This conversation was precipitated by my amazement at discovering the waste bin for the municipal compost pick-up outside Irene's door (Hawina's neice, who we're staying with right now). "Yeah?" said Hawina. "Of course. It's the Netherlands." The compost pick-up had been the last straw.
Immediately upon arrival in Heerlen I was blown away (again) by the layout of the city streets. Car lanes are probably 25% thinner than in the U.S., there is rarely more than one lane in each direction, and the average size of motor vehicles reflects the size of the lanes. Sidewalks are huge, and there are bike lanes everywhere - often specially designed lanes that separate them from both cars and pedestrians.
Last June, Kassia and I attended the keynote speech at the Towards Car-Free Cities Conference in Portland, OR. The speaker was the former commissioner for parks and recreation as well as transportation of Bogata Columbia. Portland had just been awarded Platinum status as a bicycle friendly city by the League of American Bicyclists. He was congratulatory, but also told the audience not to spend too much time patting themselves on the back.
Portland is good, he said, not great. And sometimes, he said, it's much harder to go from good to great than from bad to great. He showed pictures of how they'd transformed Bogota's nightmare of transportation infrastructure into a veritable paradise. They'd designed the bike and pedestrian path network so that it is possible to traverse the city without ever crossing a car lane, while intertwining them with the public parks. Simulataneously, they reneovated all the parks to include pavillions, stages, and other public gathering places, and began organizing concerts, festivals, and other social activities.
He showed pictures of bicycle friendly cities around the world. Recently in the C'ville weekly, the author of an article about bicycling in Charlottesville had the audacity to repeat the line that Portland is the Amsterdam of the U.S. Hardly. Even Heerlen, a medium sized city in the far south of the country (which folks in Amsterdam consider very backwards) blows Portland out of the water as a bicycle, pedestrian, and public transit friendly city.
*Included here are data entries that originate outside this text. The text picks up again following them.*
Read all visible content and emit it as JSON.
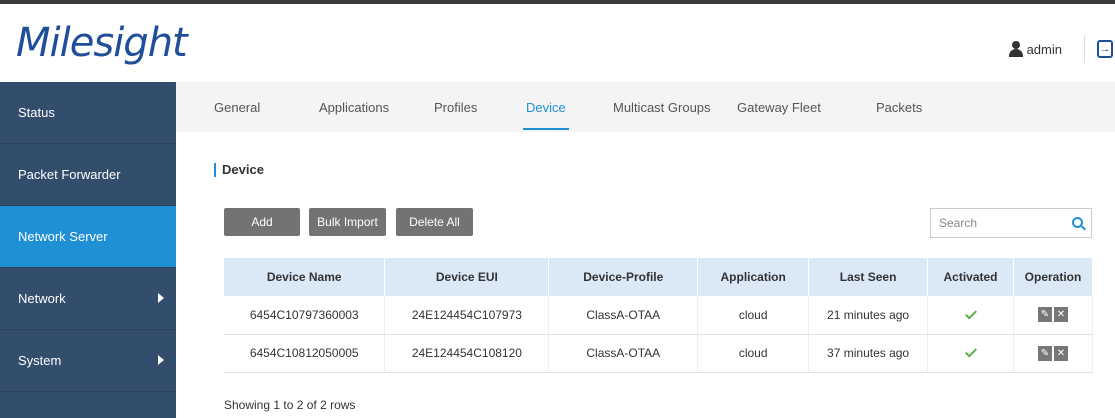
{
  "header": {
    "logo": "Milesight",
    "user": "admin"
  },
  "sidebar": {
    "items": [
      {
        "label": "Status"
      },
      {
        "label": "Packet Forwarder"
      },
      {
        "label": "Network Server"
      },
      {
        "label": "Network"
      },
      {
        "label": "System"
      }
    ]
  },
  "tabs": [
    "General",
    "Applications",
    "Profiles",
    "Device",
    "Multicast Groups",
    "Gateway Fleet",
    "Packets"
  ],
  "content": {
    "title": "Device",
    "buttons": {
      "add": "Add",
      "bulk_import": "Bulk Import",
      "delete_all": "Delete All"
    },
    "search_placeholder": "Search",
    "table": {
      "headers": [
        "Device Name",
        "Device EUI",
        "Device-Profile",
        "Application",
        "Last Seen",
        "Activated",
        "Operation"
      ],
      "rows": [
        [
          "6454C10797360003",
          "24E124454C107973",
          "ClassA-OTAA",
          "cloud",
          "21 minutes ago"
        ],
        [
          "6454C10812050005",
          "24E124454C108120",
          "ClassA-OTAA",
          "cloud",
          "37 minutes ago"
        ]
      ]
    },
    "footer": "Showing 1 to 2 of 2 rows"
  },
  "colors": {
    "sidebar": "#334d6d",
    "active": "#1f8fd6",
    "brand": "#1f4e9b"
  }
}
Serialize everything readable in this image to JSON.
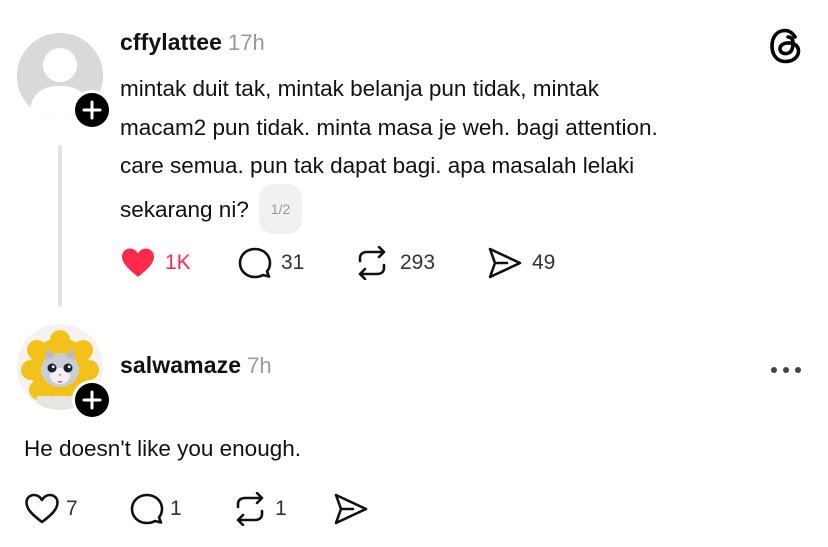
{
  "post": {
    "username": "cffylattee",
    "time": "17h",
    "text_lines": [
      "mintak duit tak, mintak belanja pun tidak, mintak",
      "macam2 pun tidak. minta masa je weh. bagi attention.",
      "care semua. pun tak dapat bagi. apa masalah lelaki",
      "sekarang ni?"
    ],
    "pager": "1/2",
    "likes": "1K",
    "comments": "31",
    "reposts": "293",
    "shares": "49"
  },
  "reply": {
    "username": "salwamaze",
    "time": "7h",
    "text": "He doesn't like you enough.",
    "likes": "7",
    "comments": "1",
    "reposts": "1"
  },
  "colors": {
    "like_active": "#ff2b4d",
    "muted": "#999999",
    "thread_line": "#e3e3e3"
  }
}
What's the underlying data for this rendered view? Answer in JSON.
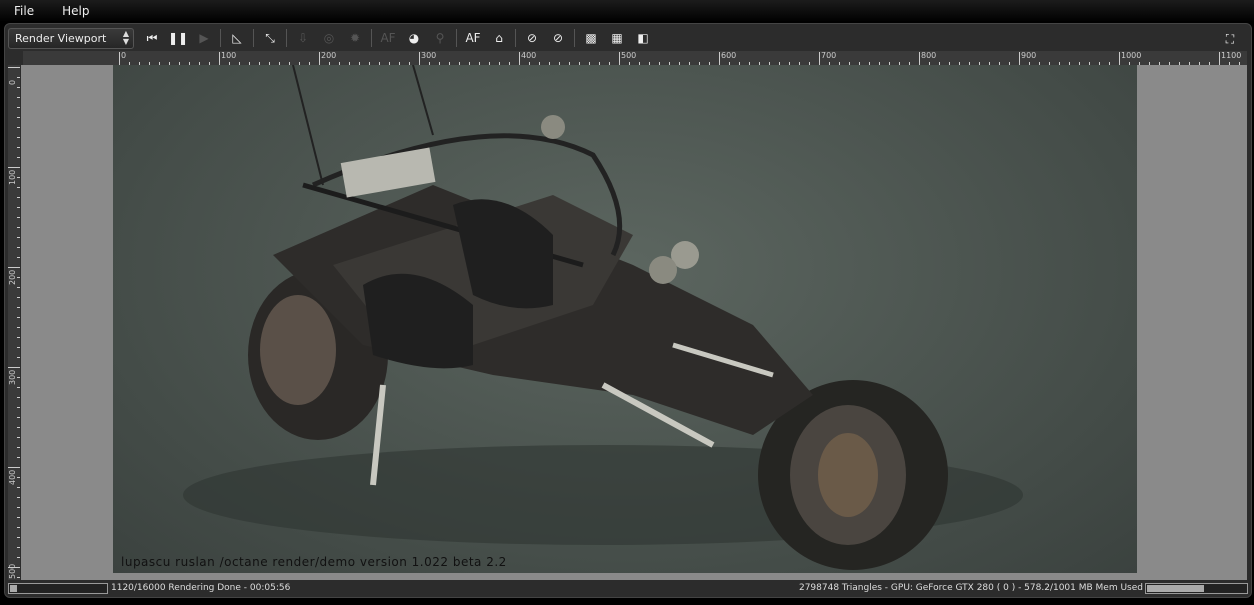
{
  "menubar": {
    "items": [
      "File",
      "Help"
    ]
  },
  "toolbar": {
    "view_select": "Render Viewport",
    "buttons": [
      {
        "name": "restart-render-button",
        "icon": "skip-back-icon",
        "glyph": "⏮",
        "enabled": true
      },
      {
        "name": "pause-render-button",
        "icon": "pause-icon",
        "glyph": "❚❚",
        "enabled": true
      },
      {
        "name": "start-render-button",
        "icon": "play-icon",
        "glyph": "▶",
        "enabled": false
      },
      {
        "name": "sep"
      },
      {
        "name": "ruler-button",
        "icon": "triangle-ruler-icon",
        "glyph": "◺",
        "enabled": true
      },
      {
        "name": "sep"
      },
      {
        "name": "fit-view-button",
        "icon": "fit-view-icon",
        "glyph": "⤡",
        "enabled": true
      },
      {
        "name": "sep"
      },
      {
        "name": "export-button",
        "icon": "export-icon",
        "glyph": "⇩",
        "enabled": false
      },
      {
        "name": "pick-target-button",
        "icon": "target-icon",
        "glyph": "◎",
        "enabled": false
      },
      {
        "name": "pick-light-button",
        "icon": "sun-icon",
        "glyph": "✹",
        "enabled": false
      },
      {
        "name": "sep"
      },
      {
        "name": "autofocus-pick-button",
        "icon": "af-picker-icon",
        "glyph": "AF",
        "enabled": false
      },
      {
        "name": "material-picker-button",
        "icon": "material-picker-icon",
        "glyph": "◕",
        "enabled": true
      },
      {
        "name": "focus-picker-button",
        "icon": "focus-picker-icon",
        "glyph": "⚲",
        "enabled": false
      },
      {
        "name": "sep"
      },
      {
        "name": "autofocus-button",
        "icon": "af-icon",
        "glyph": "AF",
        "enabled": true
      },
      {
        "name": "stereo-button",
        "icon": "anaglyph-glasses-icon",
        "glyph": "⌂",
        "enabled": true
      },
      {
        "name": "sep"
      },
      {
        "name": "region-render-button",
        "icon": "region-sphere-icon",
        "glyph": "⊘",
        "enabled": true
      },
      {
        "name": "clear-region-button",
        "icon": "clear-region-icon",
        "glyph": "⊘",
        "enabled": true
      },
      {
        "name": "sep"
      },
      {
        "name": "background-gray-button",
        "icon": "gray-pattern-icon",
        "glyph": "▩",
        "enabled": true
      },
      {
        "name": "background-checker-button",
        "icon": "checker-icon",
        "glyph": "▦",
        "enabled": true
      },
      {
        "name": "background-black-white-button",
        "icon": "black-white-icon",
        "glyph": "◧",
        "enabled": true
      }
    ],
    "fullscreen_icon": "fullscreen-icon"
  },
  "rulers": {
    "horizontal_labels": [
      "0",
      "100",
      "200",
      "300",
      "400",
      "500",
      "600",
      "700",
      "800",
      "900",
      "1000",
      "1100"
    ],
    "vertical_labels": [
      "0",
      "100",
      "200",
      "300",
      "400",
      "500"
    ]
  },
  "render": {
    "watermark": "lupascu ruslan /octane render/demo version 1.022 beta 2.2"
  },
  "status": {
    "left_text": "1120/16000 Rendering Done - 00:05:56",
    "render_progress": 0.07,
    "right_text": "2798748 Triangles - GPU: GeForce GTX 280 ( 0 ) - 578.2/1001 MB Mem Used",
    "memory_fraction": 0.578
  }
}
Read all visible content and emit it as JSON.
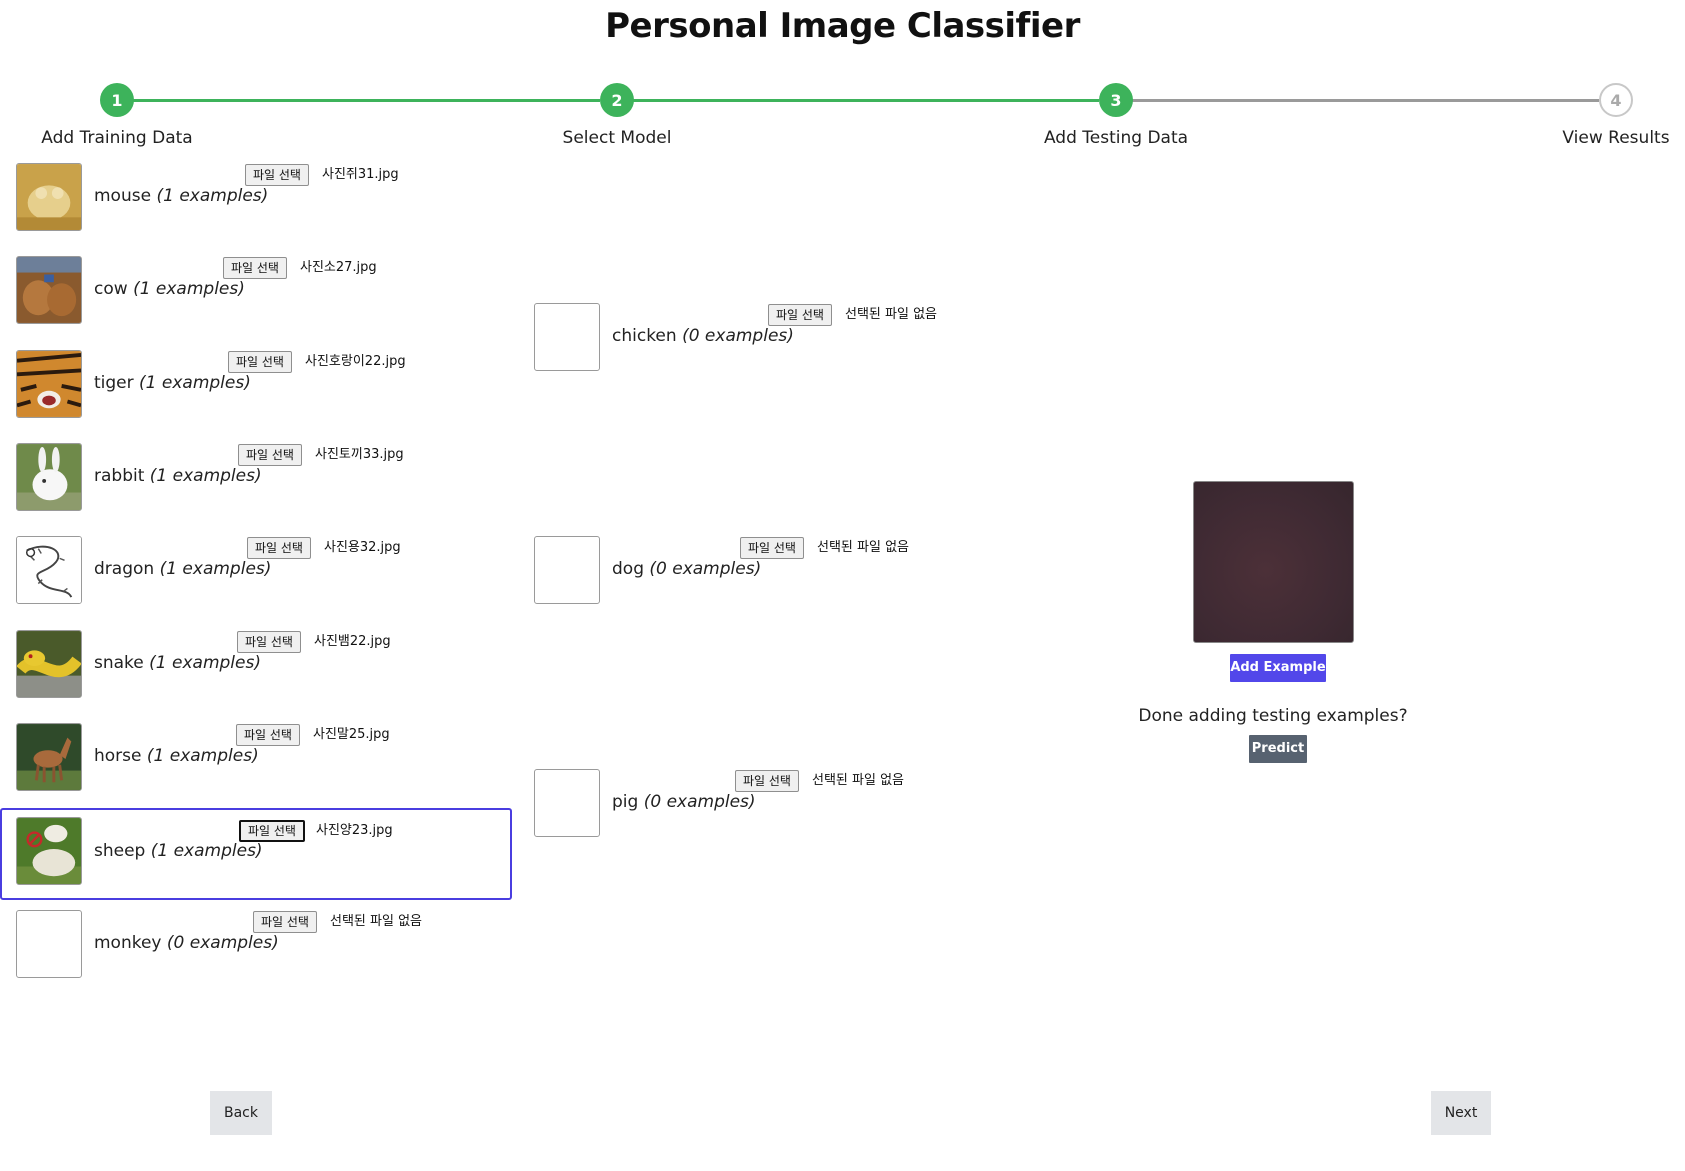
{
  "app": {
    "title": "Personal Image Classifier"
  },
  "stepper": {
    "steps": [
      {
        "number": "1",
        "label": "Add Training Data",
        "status": "done"
      },
      {
        "number": "2",
        "label": "Select Model",
        "status": "done"
      },
      {
        "number": "3",
        "label": "Add Testing Data",
        "status": "current"
      },
      {
        "number": "4",
        "label": "View Results",
        "status": "todo"
      }
    ],
    "active_color": "#3db35b",
    "inactive_color": "#999999"
  },
  "labels": [
    {
      "name": "mouse",
      "count": "(1 examples)",
      "button": "파일 선택",
      "file": "사진쥐31.jpg",
      "icon": "mouse-photo"
    },
    {
      "name": "cow",
      "count": "(1 examples)",
      "button": "파일 선택",
      "file": "사진소27.jpg",
      "icon": "cow-photo"
    },
    {
      "name": "tiger",
      "count": "(1 examples)",
      "button": "파일 선택",
      "file": "사진호랑이22.jpg",
      "icon": "tiger-photo"
    },
    {
      "name": "rabbit",
      "count": "(1 examples)",
      "button": "파일 선택",
      "file": "사진토끼33.jpg",
      "icon": "rabbit-photo"
    },
    {
      "name": "dragon",
      "count": "(1 examples)",
      "button": "파일 선택",
      "file": "사진용32.jpg",
      "icon": "dragon-drawing"
    },
    {
      "name": "snake",
      "count": "(1 examples)",
      "button": "파일 선택",
      "file": "사진뱀22.jpg",
      "icon": "snake-photo"
    },
    {
      "name": "horse",
      "count": "(1 examples)",
      "button": "파일 선택",
      "file": "사진말25.jpg",
      "icon": "horse-photo"
    },
    {
      "name": "sheep",
      "count": "(1 examples)",
      "button": "파일 선택",
      "file": "사진양23.jpg",
      "icon": "sheep-photo",
      "selected": true
    },
    {
      "name": "monkey",
      "count": "(0 examples)",
      "button": "파일 선택",
      "file": "선택된 파일 없음",
      "icon": "empty"
    },
    {
      "name": "chicken",
      "count": "(0 examples)",
      "button": "파일 선택",
      "file": "선택된 파일 없음",
      "icon": "empty"
    },
    {
      "name": "dog",
      "count": "(0 examples)",
      "button": "파일 선택",
      "file": "선택된 파일 없음",
      "icon": "empty"
    },
    {
      "name": "pig",
      "count": "(0 examples)",
      "button": "파일 선택",
      "file": "선택된 파일 없음",
      "icon": "empty"
    }
  ],
  "testing": {
    "add_example_label": "Add Example",
    "done_prompt": "Done adding testing examples?",
    "predict_label": "Predict",
    "accent": "#5247ea"
  },
  "nav": {
    "back_label": "Back",
    "next_label": "Next"
  }
}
The day after we arrived we visited Oma (Hawina's mom) in what could be considered the Heerlen suburbs. She lives in a fairly new andtasteless 12 story apartment building. Not much to speak of there. But when Willow and I went outside to find the nearby playground, I was again blown away. We walked around a neighborhood with clustered housing units, clustered (for the most part) parking areas, narrow two-lane thoroughfares, and even narrower one-lane bricked driveways connecting the parking areas to the roads. Pedestrian walk-ways link the housing clusters, lined with trees, bushes, and other facets of simple landscaping, and in the middle of the neighborhood was a large public green with a playground.
Minus the usual facet of a common building, I could easily have been walking through any number of co-housing communities in the U.S. When Willow and I got back to Oma's apartment I asked her who owns all that space? Who owns the houses? The answer was that the park, the landscaping, and the paths and roads are all city land, maintained by city employees who are often part of a special hiring program for disadvantaged and handicapped individuals. The housing units are generally owned by the people who live in them. It's like the whole city is a co-housing community.
It's amazing being in this place where all these aspects of radical environmentalism and social engineering are assumed, even taken for granted. When Hawina said, "yeah, of course," about the municipal compost pick-up I thought, what would it take to get something like that started in C'ville? You'd probably have to start it as a private business first to prove it was financially viable and then maybe the city would buy it or start their own.
Several days ago, I was reading a news piece on the failure of the first bailout package to make it through congress. There was some quote from some conservative having something to do with the slippery slope towards socialism. This is a common argument against significant increases of taxpayer dollars towards public lands and public services. Somehow people in the U.S. still seem to believe that this kind of government activity will hamper prosperity and liberty. What will it take to prove to them that this is untrue?